OTTAWA – Christmas came nine days early.
Invasive, seldom-performed foot surgery in which doctors plucked out half of his ankle bone and replaced it with an artificial tendon. No training all summer. Zero camp. One week of practice, then into the fire against a league off and running with a two-week head start.
Toss in rampant trade speculation, the extrication of security-blanket defence partner Marc Methot, the pressure of playing for your next contract, and a franchise in disarray off the ice and free fall on it.
No wonder Karlsson — who took to the great outdoors Saturday night with a minus-18 rating and one lonely goal — looked like someone had been stuffing Kryptonite rocks into his skates.
“Everyone knows he’s Superman,” Boucher said, “but it was clear to me that it wasn’t before Christmas that we’d see the real Erik Karlsson — and that’s what’s happening now.”

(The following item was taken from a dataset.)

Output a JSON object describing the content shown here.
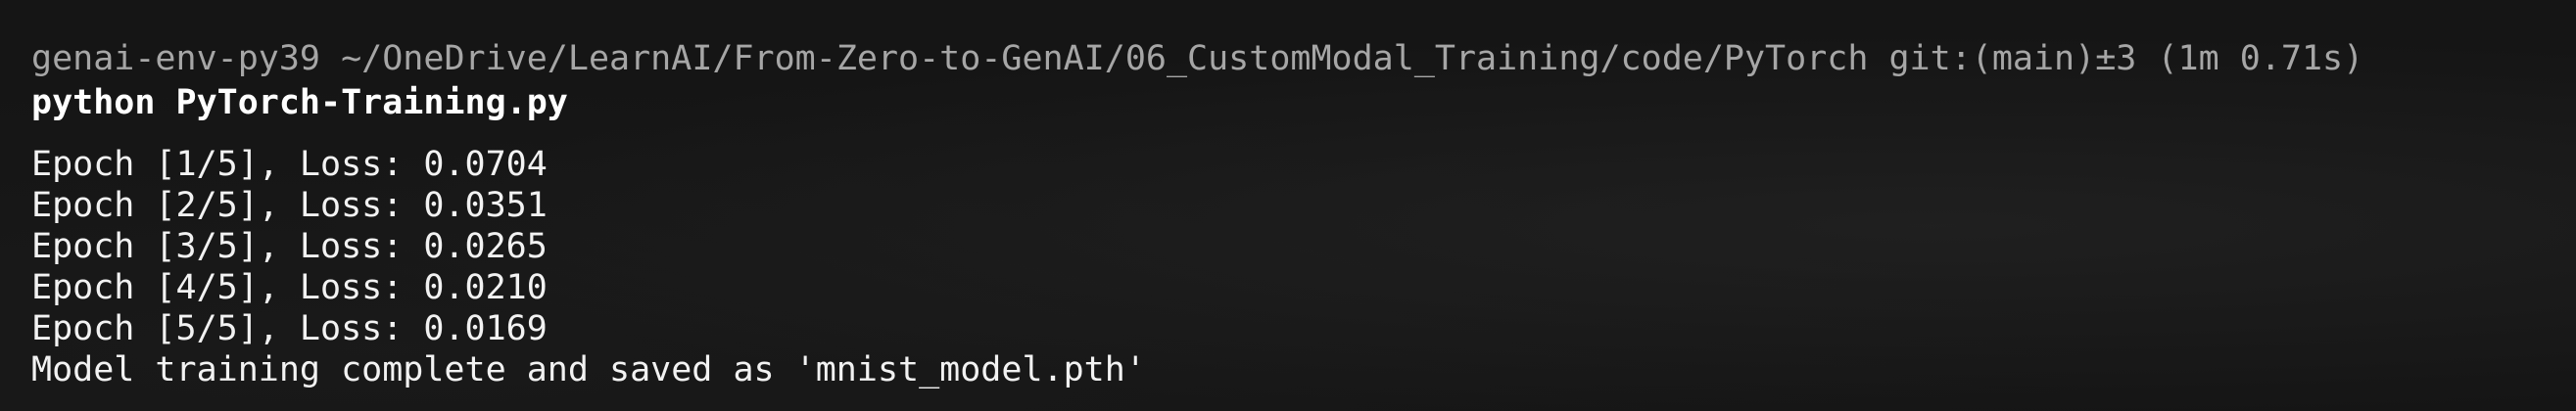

If the loyal and long-johned Ottawa fans felt like they were getting Scrooged by the hockey club’s owner on the eve of their showcase celebration of the National Hockey League’s 100th anniversary game, well, Karlsson doffed the Clark Kent glasses he’s been wearing since Sweden, smeared on eye-black, pulled a balaclava over his gorgeous face, and donned a red cape.
Part Santa (he gave), part Superman (he saved), Karlsson delivered an all-world performance for nearly 34,000 supporters, many of them tweeting #MelnykOut with frigid fingers, in the Sens’ 3-0 dismantling of the Montreal Canadiens at Lansdowne Park.
“Oh, this was 100 tonight. Absolutely,” Boucher said. “When Erik defends that well, that hard, the rest of his game follows. He was outstanding tonight. We definitely rely on our captain.”
Karlsson skated an incredible 32:55 in biting, feels-like-minus-18°C weather that plummeted during each intermission and sank into the players’ bones during the numerous TV and snow-shovelling timeouts the contest required.
“I was like, ‘This building’s going to empty out’ when I figured out it was that cold in the first 10 minutes,” said Bobby Ryan, who scored the Sens’ second after burgling Jonathan Drouin. “Canadians are nuts, I guess.”
Karlsson’s ice time broke an outdoor game record. So did his eight blocked shots. Those pucks, Karlsson admitted, stung extra in the elements.
There’s more. Karlsson led all players with seven shots, was the only Senator on the ice for all three goals, and the winner — tipped deftly by big-game role player Jean-Gabriel Pageau (no, he did not eat a chicken Parm for lunch) — came off an EK65 blast from the point after Ottawa won an O-zone face-off.
A four-point game against a bitter rival bookended by controversy and pageantry and stuffed with cameos — Bryan Adams! Prime Minister Trudeau! Guy! Alfie! Mario! — Ottawa wanted, needed and deserved this one so much more.
The Senators dominated every facet of the game, as a quality Montreal scoring chance was as hard to come by as Melnyk supporter. The Sens’ patience and execution laid bare why the Habs are the only NHL team without a 20-point skater.
“Everybody was on the same page, everybody really wanted a win,” Karlsson said. “We love this city. We love all our fans. And we want to come up and show up for them.”
Let’s be honest. Sens supporters got slapped in the face Friday night with Eugene Melnyk picking a peculiar occasion to threaten moving his team, their team.
The Ottawa players, however, savoured this weekend, greeting fans, hobnobbing with the alumni, stuffing HotShots in their boots and making the most of it.
Karlsson showed the way with high-fives and bench dancing and pick-you-up smiles. When the microphone was put before him, he thanked the fans and apologized for the sight lines. He acknowledged how cold they felt.
“He’s our marquee player. The city rallies around him, as do we. It’s nice to see him engaged,” Ryan said. “He’s our leader, so it was really nice to see him step up on the big stage, and we knew he would.”
The Sens have now won twice in a row for the first time in over a month. They hope this can be one to build off. They’re certainly not deaf to the noise outside — anyone catch “Headlines“? — but they’re refusing to let it crumple them. They’re fighting for the people who pay to see them play.
“We want to give them something back. It’s important for us to show that we have character. We don’t want to lose as much as they don’t want us to lose,” said Karlsson, finally warming indoors.
“Coming home here, showing everybody that we still care a lot. We want to do well for ourselves. We’ll do everything we can to get ourselves out of the hole we dug ourselves. They’ve been supporting us through all this, and they always have.”
Ryan agreed that Saturday’s performance was his captain’s most dominant since the surgery.
We asked Karlsson if this was the best he’s felt since the return.
“It’s my best outdoor game,” he said, a wink in his answer. “Ever.”